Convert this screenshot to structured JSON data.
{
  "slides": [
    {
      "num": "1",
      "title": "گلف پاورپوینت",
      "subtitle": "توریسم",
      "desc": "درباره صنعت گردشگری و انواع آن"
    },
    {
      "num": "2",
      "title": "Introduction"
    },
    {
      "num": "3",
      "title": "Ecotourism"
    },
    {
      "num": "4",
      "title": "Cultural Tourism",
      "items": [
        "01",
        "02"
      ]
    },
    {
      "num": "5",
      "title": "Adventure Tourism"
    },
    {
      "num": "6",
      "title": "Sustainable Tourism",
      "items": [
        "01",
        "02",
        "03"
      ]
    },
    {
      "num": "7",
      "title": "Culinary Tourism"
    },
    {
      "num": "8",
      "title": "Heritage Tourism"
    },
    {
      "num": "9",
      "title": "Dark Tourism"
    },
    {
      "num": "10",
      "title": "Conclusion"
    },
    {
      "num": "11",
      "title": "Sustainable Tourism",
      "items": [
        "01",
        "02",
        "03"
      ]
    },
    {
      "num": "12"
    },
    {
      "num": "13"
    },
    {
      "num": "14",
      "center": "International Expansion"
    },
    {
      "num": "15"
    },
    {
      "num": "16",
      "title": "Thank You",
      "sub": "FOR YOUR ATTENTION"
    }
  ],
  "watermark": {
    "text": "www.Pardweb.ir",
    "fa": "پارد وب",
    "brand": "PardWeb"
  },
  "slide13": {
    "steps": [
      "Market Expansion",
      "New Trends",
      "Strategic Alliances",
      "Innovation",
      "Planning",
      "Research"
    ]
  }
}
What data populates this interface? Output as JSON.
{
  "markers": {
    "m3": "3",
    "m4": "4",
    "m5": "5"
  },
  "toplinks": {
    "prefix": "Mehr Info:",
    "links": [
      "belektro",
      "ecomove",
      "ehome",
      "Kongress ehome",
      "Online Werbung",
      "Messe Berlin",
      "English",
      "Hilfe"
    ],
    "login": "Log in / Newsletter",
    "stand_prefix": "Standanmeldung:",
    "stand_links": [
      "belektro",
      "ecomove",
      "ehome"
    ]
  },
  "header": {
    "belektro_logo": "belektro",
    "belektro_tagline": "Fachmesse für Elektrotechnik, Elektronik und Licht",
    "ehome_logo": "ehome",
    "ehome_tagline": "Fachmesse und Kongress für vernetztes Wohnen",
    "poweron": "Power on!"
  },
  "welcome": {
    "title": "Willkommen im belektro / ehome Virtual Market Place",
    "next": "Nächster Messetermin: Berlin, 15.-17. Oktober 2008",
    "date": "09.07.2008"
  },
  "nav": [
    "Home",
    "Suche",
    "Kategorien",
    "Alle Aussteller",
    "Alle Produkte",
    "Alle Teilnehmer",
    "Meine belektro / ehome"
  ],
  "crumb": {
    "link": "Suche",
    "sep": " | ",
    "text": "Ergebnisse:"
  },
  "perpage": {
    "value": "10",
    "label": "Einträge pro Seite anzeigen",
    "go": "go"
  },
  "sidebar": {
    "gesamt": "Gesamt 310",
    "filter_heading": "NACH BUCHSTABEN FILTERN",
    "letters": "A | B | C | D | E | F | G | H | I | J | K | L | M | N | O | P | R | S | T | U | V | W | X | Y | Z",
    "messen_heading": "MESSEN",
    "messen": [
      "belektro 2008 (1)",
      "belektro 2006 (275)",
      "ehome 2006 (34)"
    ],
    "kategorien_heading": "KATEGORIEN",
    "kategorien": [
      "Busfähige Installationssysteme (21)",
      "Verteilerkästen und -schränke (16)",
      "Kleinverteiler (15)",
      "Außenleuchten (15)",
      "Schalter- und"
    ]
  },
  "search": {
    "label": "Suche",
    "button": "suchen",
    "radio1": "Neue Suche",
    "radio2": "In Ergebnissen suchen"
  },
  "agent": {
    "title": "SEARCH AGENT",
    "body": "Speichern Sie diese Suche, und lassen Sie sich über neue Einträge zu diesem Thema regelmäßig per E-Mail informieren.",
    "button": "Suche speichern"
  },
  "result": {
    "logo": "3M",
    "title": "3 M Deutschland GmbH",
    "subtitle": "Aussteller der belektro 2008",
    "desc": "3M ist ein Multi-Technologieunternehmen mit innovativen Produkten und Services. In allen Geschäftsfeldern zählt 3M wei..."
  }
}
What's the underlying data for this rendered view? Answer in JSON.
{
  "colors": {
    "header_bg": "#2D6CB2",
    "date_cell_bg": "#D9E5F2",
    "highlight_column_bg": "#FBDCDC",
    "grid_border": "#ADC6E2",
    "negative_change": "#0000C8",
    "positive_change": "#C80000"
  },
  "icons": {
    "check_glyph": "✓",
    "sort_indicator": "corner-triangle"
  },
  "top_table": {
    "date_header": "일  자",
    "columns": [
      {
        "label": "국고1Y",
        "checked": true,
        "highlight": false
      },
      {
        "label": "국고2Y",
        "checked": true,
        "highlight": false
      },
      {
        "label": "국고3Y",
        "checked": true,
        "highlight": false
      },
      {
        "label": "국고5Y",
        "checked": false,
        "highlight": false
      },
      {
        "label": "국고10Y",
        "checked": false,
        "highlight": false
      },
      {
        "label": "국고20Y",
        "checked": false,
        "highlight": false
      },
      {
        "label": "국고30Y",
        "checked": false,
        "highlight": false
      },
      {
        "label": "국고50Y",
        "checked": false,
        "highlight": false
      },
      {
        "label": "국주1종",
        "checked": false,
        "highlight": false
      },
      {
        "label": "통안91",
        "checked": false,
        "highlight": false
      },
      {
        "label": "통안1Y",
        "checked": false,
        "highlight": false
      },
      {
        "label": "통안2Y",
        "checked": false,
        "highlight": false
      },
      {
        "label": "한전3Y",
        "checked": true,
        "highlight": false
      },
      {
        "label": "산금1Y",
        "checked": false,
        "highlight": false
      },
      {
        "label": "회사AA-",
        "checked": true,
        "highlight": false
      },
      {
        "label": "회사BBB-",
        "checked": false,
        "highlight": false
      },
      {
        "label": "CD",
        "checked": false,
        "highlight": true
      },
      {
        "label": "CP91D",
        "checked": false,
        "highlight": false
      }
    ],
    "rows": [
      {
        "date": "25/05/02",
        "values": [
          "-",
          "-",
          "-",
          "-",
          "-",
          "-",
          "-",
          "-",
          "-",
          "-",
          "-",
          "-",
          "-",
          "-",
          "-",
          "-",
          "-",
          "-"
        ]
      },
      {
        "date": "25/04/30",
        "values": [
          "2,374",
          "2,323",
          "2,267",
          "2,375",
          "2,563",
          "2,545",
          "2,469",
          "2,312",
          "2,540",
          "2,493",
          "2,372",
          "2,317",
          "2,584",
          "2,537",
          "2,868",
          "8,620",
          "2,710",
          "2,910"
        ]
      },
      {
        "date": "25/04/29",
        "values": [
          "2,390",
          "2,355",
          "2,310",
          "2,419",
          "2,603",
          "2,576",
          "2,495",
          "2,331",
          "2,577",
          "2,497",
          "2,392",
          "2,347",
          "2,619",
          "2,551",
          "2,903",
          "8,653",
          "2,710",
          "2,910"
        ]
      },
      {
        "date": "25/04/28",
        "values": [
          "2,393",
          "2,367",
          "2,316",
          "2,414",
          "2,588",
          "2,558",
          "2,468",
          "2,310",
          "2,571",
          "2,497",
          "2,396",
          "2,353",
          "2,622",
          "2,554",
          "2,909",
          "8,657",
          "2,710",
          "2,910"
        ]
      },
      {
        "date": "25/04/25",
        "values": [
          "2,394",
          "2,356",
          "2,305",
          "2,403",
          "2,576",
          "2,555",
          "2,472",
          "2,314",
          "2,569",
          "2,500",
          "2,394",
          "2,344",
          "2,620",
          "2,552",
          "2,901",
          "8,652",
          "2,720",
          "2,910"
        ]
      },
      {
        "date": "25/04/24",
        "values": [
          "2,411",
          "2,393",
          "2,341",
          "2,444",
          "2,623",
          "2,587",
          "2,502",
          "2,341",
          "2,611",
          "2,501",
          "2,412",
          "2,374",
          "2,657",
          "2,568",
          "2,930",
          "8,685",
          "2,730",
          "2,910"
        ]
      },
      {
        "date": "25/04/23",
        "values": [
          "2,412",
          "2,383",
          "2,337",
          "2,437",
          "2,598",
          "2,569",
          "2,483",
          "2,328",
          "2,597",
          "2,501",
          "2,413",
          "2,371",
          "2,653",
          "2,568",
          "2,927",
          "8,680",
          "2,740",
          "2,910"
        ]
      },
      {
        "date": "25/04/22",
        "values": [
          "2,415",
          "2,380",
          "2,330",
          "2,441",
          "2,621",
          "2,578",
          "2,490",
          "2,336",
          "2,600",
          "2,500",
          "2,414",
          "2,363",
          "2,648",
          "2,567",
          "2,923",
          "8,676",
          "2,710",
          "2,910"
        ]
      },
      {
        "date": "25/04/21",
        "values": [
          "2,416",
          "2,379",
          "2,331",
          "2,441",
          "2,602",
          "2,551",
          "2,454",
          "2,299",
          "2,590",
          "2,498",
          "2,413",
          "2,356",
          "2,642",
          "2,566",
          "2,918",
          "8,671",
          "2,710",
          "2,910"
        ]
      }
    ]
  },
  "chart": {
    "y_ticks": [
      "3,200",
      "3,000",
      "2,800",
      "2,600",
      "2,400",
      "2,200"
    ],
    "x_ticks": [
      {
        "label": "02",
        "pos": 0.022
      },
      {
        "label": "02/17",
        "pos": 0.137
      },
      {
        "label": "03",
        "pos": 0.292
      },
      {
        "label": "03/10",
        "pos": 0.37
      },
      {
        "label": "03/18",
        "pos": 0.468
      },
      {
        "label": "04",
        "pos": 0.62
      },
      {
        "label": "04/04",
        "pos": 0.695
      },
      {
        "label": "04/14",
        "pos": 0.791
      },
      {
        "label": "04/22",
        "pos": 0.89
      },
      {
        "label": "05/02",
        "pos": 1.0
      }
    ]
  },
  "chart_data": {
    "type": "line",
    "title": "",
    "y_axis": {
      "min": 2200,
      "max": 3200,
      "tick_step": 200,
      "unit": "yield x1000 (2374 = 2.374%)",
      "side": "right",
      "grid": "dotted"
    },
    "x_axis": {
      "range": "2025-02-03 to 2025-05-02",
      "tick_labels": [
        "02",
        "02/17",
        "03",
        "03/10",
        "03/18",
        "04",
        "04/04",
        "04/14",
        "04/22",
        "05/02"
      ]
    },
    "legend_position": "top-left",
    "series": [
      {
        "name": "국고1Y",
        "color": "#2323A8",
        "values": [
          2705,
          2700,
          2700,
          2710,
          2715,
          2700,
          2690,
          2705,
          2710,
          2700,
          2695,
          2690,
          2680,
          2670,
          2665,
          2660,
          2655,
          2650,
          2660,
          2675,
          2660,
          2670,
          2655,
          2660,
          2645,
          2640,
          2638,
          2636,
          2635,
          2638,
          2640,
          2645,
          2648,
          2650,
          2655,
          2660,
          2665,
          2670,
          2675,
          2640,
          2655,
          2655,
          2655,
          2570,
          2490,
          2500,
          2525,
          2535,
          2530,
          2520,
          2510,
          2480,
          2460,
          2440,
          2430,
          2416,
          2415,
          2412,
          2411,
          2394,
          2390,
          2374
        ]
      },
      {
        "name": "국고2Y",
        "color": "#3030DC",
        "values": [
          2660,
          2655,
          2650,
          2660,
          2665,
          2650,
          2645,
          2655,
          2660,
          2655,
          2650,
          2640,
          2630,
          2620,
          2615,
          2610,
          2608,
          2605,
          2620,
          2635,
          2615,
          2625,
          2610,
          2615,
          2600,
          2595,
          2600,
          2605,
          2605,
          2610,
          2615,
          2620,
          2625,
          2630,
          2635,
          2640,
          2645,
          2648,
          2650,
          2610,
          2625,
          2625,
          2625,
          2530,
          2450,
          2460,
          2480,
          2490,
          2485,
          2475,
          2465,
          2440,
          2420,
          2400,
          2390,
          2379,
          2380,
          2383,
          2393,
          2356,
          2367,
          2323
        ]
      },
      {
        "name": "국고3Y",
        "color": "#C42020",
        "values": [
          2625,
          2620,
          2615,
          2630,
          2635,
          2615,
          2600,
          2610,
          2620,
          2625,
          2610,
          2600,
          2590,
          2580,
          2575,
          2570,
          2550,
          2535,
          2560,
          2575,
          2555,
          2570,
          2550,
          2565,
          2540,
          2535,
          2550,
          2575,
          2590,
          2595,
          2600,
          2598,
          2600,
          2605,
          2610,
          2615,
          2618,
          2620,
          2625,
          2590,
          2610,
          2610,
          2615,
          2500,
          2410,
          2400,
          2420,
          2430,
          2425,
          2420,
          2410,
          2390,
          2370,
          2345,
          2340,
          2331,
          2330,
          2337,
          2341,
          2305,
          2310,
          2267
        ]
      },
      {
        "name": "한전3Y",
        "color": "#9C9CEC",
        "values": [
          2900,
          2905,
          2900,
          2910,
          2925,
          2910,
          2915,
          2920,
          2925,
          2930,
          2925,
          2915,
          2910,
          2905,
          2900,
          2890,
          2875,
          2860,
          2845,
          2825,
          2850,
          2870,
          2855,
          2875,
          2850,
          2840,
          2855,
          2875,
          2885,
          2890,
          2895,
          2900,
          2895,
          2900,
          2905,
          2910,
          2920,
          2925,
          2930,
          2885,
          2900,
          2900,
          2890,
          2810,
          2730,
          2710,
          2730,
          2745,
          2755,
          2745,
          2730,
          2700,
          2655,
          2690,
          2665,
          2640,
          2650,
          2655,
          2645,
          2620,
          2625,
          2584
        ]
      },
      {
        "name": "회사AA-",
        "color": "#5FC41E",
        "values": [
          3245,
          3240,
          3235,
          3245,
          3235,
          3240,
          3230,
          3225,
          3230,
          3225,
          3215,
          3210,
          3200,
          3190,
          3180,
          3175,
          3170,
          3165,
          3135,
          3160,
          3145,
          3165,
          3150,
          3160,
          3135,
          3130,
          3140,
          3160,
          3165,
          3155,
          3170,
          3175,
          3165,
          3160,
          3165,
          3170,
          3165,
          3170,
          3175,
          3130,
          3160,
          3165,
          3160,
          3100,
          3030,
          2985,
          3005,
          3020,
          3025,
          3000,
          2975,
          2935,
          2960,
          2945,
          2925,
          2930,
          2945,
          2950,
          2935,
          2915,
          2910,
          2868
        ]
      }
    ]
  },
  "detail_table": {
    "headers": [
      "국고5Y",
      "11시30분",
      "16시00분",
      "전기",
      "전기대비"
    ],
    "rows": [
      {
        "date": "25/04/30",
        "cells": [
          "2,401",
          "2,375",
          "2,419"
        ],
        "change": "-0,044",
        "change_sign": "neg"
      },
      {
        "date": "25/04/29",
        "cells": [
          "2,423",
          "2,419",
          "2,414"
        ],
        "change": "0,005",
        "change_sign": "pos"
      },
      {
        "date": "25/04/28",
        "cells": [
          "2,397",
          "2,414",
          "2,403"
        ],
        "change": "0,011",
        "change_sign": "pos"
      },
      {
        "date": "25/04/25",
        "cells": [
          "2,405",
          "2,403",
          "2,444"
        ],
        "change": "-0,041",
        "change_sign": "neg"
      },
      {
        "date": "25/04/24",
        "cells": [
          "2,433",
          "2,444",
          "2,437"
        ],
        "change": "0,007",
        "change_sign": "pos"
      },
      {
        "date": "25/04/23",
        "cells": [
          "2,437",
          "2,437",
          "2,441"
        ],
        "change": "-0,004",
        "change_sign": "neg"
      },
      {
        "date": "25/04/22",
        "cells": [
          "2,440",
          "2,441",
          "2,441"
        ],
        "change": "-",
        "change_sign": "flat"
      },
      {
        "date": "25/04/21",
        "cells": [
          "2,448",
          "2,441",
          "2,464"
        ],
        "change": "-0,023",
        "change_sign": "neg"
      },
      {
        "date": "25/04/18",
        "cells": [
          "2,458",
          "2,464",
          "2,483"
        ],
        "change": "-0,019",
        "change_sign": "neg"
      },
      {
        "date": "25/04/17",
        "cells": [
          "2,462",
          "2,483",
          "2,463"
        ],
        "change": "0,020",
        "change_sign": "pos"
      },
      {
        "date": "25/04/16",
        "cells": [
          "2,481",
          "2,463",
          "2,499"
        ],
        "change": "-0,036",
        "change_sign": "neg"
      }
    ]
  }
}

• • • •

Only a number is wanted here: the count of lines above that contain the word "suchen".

2